“Young adults, age 18 to 34 years-old, end up in the emergency room more than any other age group, except the elderly – making today’s ruling essential to our health and financial security.

“Today we celebrate, but our work isn’t over. Some young immigrants and low-income people in states that haven’t expanded Medicaid still lack access to affordable care. Going forward, we’ll continue to advocate to expand access, work to make sure that our generation knows how to navigate the health system, and educate young people on the coverage options that were protected today.”

Please be in touch to speak with a policy expert.

******

Share Button

House Committee Votes to Gut Protections for Students and Taxpayers

FOR IMMEDIATE RELEASE

June 24, 2015

Contact: Sarah Lovenheim, sarah.lovenheim@younginvincibles.org

(Washington) — Today, the House Appropriations Committee approved a bill that dismantles an important consumer protection for students who attend career colleges, fails to address unscrupulous recruitment practices towards our nation’s veterans, and cuts investments in student financial assistance.

Rory O’Sullivan, deputy director at Young Invincibles and lead student advocate at the Department of Education’s 2013 negotiated rulemaking on gainful employment, issued the following statement:

“On the heels of a court decision that upheld the legality of the gainful employment regulation, we are disappointed to see the House Appropriations Committee vote to gut this important rule. The gainful employment regulation protects both students and taxpayers from fraud and abuse within our higher education system.

“Removing GE right before it has a chance to take effect will expose students to bad actors and continue to waste critical student aid dollars.

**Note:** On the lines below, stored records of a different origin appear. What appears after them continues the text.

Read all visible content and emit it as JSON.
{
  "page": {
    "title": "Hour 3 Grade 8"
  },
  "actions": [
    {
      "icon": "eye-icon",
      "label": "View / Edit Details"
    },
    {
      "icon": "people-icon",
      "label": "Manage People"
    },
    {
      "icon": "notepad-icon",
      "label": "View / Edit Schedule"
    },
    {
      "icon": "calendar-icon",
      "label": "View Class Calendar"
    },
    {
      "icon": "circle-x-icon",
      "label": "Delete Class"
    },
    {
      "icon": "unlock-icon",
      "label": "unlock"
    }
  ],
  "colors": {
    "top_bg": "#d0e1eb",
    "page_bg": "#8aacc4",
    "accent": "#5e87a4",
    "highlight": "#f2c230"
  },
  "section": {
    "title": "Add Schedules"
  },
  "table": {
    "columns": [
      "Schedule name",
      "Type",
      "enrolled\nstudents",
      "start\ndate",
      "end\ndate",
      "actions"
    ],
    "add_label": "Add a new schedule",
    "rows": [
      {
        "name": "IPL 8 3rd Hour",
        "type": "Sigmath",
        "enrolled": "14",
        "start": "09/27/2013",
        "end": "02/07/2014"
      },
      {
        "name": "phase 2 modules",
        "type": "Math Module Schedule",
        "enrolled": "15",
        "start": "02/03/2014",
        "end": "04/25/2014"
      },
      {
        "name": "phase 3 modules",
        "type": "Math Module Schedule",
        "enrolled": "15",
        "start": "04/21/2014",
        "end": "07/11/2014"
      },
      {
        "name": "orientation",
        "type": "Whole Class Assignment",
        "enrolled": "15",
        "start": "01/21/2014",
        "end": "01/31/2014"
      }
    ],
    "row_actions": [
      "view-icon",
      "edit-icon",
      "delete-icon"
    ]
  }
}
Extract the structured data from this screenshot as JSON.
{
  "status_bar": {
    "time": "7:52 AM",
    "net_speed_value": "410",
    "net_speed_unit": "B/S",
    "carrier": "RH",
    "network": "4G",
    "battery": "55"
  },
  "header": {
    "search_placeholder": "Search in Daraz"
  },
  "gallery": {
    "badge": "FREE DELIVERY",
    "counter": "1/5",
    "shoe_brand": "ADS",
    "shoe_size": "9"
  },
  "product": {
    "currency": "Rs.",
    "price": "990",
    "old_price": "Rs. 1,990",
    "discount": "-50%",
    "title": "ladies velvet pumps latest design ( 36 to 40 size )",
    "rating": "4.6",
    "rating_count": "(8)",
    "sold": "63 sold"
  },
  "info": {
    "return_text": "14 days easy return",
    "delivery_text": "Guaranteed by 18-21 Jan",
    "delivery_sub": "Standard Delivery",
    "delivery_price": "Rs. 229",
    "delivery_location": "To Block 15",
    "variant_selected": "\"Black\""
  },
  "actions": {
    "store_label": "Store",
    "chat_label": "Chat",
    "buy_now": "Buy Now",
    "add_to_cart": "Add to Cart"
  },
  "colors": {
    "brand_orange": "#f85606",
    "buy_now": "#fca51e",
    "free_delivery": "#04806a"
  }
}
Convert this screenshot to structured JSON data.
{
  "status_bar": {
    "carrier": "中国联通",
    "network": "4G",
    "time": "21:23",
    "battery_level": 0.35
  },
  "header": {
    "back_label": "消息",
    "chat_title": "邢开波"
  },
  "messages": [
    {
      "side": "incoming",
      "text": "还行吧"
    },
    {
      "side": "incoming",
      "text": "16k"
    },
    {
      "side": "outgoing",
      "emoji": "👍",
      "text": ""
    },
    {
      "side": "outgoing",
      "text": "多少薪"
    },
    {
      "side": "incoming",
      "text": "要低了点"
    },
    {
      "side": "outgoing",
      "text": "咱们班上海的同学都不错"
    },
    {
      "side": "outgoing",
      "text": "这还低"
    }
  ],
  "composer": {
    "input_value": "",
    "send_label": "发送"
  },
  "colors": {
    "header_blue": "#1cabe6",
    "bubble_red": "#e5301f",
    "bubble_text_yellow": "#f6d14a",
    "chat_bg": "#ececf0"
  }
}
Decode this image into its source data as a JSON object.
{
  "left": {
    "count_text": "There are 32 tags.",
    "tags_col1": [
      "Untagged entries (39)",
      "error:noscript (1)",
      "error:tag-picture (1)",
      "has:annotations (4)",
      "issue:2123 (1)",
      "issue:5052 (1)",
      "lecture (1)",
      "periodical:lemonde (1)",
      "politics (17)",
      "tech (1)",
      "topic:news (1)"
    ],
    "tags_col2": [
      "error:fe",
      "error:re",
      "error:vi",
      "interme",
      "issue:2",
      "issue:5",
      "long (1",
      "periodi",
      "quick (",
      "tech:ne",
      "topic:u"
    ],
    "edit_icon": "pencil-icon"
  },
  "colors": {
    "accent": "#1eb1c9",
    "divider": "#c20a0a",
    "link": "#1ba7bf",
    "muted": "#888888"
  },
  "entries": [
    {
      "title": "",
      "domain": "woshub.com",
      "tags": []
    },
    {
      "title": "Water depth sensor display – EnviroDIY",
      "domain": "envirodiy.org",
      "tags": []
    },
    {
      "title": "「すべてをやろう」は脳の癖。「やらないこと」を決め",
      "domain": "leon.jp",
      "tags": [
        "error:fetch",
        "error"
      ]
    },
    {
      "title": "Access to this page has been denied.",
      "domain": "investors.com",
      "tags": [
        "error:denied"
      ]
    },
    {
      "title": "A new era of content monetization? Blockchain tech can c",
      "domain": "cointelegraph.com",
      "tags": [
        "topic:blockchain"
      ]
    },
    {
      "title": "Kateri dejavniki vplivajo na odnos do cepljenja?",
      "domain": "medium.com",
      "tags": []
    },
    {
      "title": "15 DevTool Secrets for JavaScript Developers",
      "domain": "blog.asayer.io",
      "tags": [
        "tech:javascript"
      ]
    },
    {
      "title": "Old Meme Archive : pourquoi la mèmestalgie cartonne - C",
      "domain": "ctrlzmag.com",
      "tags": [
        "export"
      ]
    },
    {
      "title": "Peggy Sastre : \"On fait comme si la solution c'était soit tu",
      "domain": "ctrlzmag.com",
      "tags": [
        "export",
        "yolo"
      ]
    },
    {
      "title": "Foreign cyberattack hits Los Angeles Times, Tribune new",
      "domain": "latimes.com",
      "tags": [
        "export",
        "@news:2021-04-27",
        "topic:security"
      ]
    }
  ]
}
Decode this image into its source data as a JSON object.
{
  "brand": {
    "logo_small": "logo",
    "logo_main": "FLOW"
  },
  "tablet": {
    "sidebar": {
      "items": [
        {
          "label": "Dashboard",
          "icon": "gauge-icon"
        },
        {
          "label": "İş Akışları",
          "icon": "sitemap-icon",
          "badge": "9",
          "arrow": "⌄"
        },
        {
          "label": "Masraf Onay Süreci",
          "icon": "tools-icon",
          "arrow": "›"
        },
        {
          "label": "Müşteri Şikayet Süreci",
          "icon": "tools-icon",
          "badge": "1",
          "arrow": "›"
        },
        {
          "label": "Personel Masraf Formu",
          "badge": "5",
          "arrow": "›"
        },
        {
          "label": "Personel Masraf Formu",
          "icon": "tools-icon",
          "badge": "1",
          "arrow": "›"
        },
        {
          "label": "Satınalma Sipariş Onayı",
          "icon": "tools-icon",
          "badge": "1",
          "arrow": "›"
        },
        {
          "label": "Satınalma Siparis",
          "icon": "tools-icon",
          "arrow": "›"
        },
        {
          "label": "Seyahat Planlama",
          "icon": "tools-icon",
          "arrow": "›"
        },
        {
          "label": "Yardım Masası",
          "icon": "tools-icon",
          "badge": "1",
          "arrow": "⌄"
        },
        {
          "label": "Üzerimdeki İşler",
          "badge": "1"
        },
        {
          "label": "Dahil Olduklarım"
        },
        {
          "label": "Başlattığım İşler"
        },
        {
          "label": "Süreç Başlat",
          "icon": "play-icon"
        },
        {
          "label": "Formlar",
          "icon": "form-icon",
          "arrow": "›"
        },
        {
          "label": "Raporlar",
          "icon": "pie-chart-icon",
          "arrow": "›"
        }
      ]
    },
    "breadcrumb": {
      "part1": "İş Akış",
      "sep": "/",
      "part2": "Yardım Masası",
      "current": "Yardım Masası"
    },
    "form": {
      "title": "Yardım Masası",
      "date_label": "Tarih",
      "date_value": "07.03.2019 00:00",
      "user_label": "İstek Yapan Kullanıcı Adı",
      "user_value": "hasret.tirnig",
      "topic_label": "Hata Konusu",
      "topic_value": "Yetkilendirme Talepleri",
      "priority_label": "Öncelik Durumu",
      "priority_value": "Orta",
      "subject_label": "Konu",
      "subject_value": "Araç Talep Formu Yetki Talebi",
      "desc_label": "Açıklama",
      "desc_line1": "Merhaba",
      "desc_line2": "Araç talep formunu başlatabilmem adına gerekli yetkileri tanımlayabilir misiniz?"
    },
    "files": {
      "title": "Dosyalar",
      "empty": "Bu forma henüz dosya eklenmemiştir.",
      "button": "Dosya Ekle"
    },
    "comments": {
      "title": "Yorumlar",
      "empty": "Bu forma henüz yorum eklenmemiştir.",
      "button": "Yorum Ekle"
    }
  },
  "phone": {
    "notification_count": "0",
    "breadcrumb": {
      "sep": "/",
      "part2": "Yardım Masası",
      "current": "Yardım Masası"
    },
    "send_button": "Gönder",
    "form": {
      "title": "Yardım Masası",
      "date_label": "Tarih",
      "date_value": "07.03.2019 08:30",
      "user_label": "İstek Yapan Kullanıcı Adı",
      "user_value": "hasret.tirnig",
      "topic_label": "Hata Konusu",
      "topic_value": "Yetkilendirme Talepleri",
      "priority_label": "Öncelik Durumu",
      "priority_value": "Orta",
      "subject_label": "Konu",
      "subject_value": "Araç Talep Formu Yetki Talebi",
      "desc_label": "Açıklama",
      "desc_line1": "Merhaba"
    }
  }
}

The 90/10 loophole that lawmakers voted against was created to prevent shoddy programs from profiting off the backs of student veterans, while saddling them with loan debt and worthless degrees. With millions of Millennials suffering the consequences of the Great Recession, now is not the time for Congress to turn its back on students.”

*****

Share Button

FY2016 House Appropriations Bill Could Roll Back Student Aid Dollars, Dismantle Critical Consumer Protections

For Immediate Release

June 17, 2015

Contact: Sarah Lovenheim, sarah.lovnhim@younginvincibles.org

The new FY2016 House appropriations bill could roll back $370 million of student aid dollars and dismantle an important consumer protection for students who attend career colleges.

Rory O’Sullivan, deputy director for Young Invincibles and lead student advocate at the Department of Education’s 2013 negotiated rulemaking on gainful employment, issued the following statement:

“The Gainful Employment rule is a hard-won protection for today’s students against predatory practices common in the for-profit college industry, and it’s baffling that Congress would attempt stripping it away. On the heels of Corinthean Colleges closing, Congress should work to enhance accountability at all institutions so that students, families, and taxpayers are not on the hook for poorly performing schools that leave students with worthless degrees and mountains of debt.”

“Make no mistake, the Gainful Employment rule actually saves money; the Congressional Budget Office estimates that GE would prevent $2 billion from being wasted in the next ten years at the worst for-profit college programs.”

*****

Share Button